Outer Island Highlights
Addison Emery Verrill, 1st Prof. of Zoology at Yale, built the first house in 1889; he was Curator of Yale’s Peabody Museum at 25 and often brought students out to the island for workshops.
Leonard & Grace Weil purchased it in 1927. After the stock market crash in 1929 they lived in the boathouse (now the marine lab) to save on expenses. They made the island self-sustaining by raising animals (goats, ducks, rabbits, chickens, dogs, burro) & vegetables; Grace became one of the area’s first lobsterwomen. They had four children who loved playing on the island; son Danky died in a tragic boat fire.

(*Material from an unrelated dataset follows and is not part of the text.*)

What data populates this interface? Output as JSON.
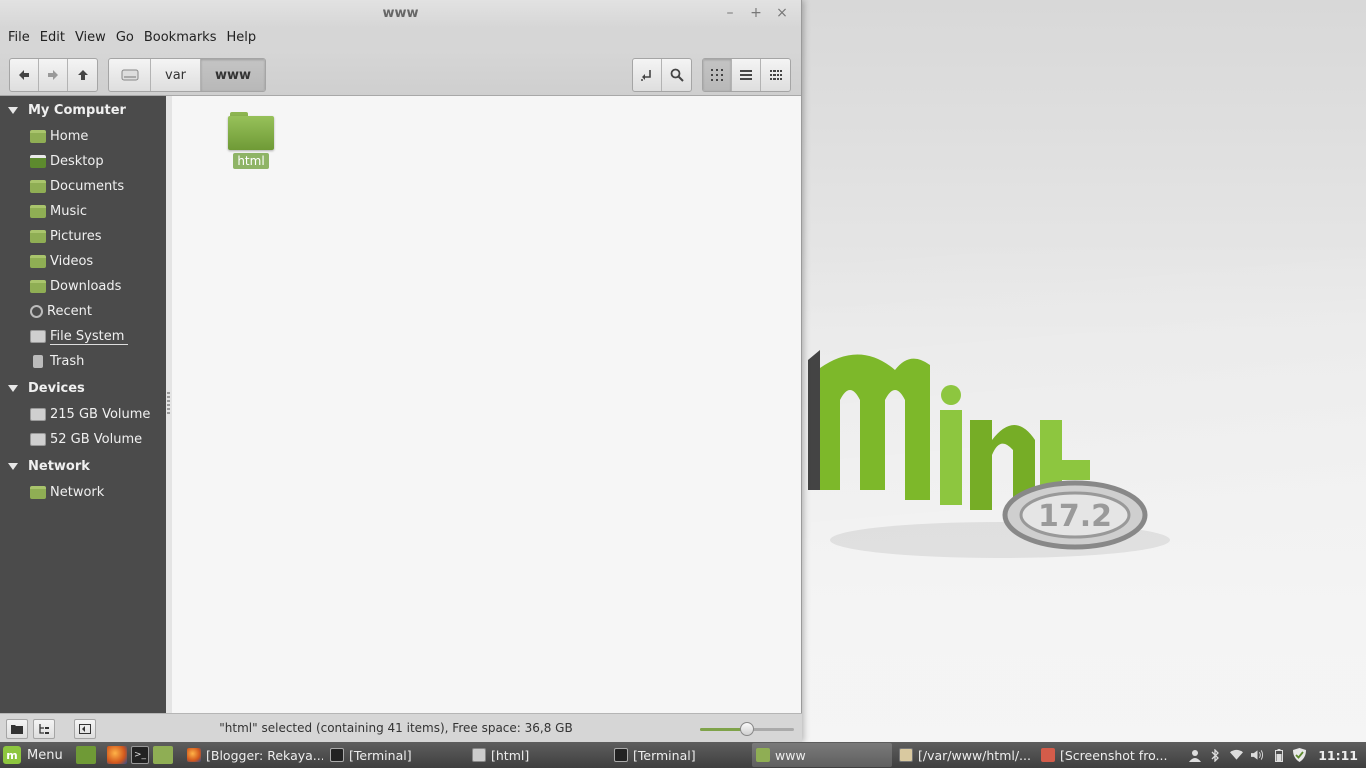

Basil Rauch & Elizabeth Hird were the last owners. He was Professor of History at Columbia University and she was an architect and founding member of the Killingworth Land Trust. They often entertained guests with musicians on a stage they had built.
Outer Island was donated to the US Fish And Wildlife Service by Elizabeth Hird. She continued to live on the island until her death in 2002.
Refuge initiates a meeting to form a Friends group; FOI formally meets in January, 2002.
Observation deck and walkway built
Cottage renovated and adjacent deck built
Educational Pavilion built
New tool shed built
New floating dock installed
Stony Creek and Outer Island Geology:
The “African Connection"
prepared by Prof. L.P. Gromet, Brown University,
especially for Friends of Outer Island,
Thanks to Rusty Norton, FOI
At the end of the Paleozoic Era,
some 275 million years ago, the Stony Creek
area sat in the middle of a collision zone
between the North American, African, and
European continents. That is to say that the
modern Atlantic Ocean did not yet exist, and
all the continents were gathered together to
form a single landmass, known as Pangea (a
contraction meaning "all lands").
The Stony Creek area is particularly interesting in that is located at the juncture between what previously were North American and West African rocks. The rocks in the Stony Creek area are mostly of two general types of granite: an older granite of Precambrian age, about 625 million years old, and younger granite about 275 million years old. The same kind of rocks extend to the east, into Rhode Island and eastern Massachusetts, and extend, discontinuously, northward up through maritime Canada.
These rocks are often referred to as "Avalonia", after the Avalon Peninsula in eastern Newfoundland, where these types
of rocks were first recognized as being very distinct from the rest of North America. Very similar rocks are found in
West Africa, particularly in the mountains of Morocco. This observation supports the idea that, collectively, these
Avalonian rocks originally formed as part of the African continent.
In contrast, rocks to the west, from New Haven and beyond, include different and much older rocks, 1 billion years old and older. These rocks are common to vast regions to the west, including western New England, New York State, and
beyond into the interior. These rocks represent the original (pre-275-million-year-old) North American continent. When the continents split apart in the Mesozoic Era, the new breaks didn't form precisely where the original sutures were. Hence, tracts of land that had originally formed as part of Africa were left attached to North America. It may be that
some of the granite that formed at 275 million years ago helped to strengthen the suture region, so that as the
continents pulled apart, these pieces were left adhered to North America.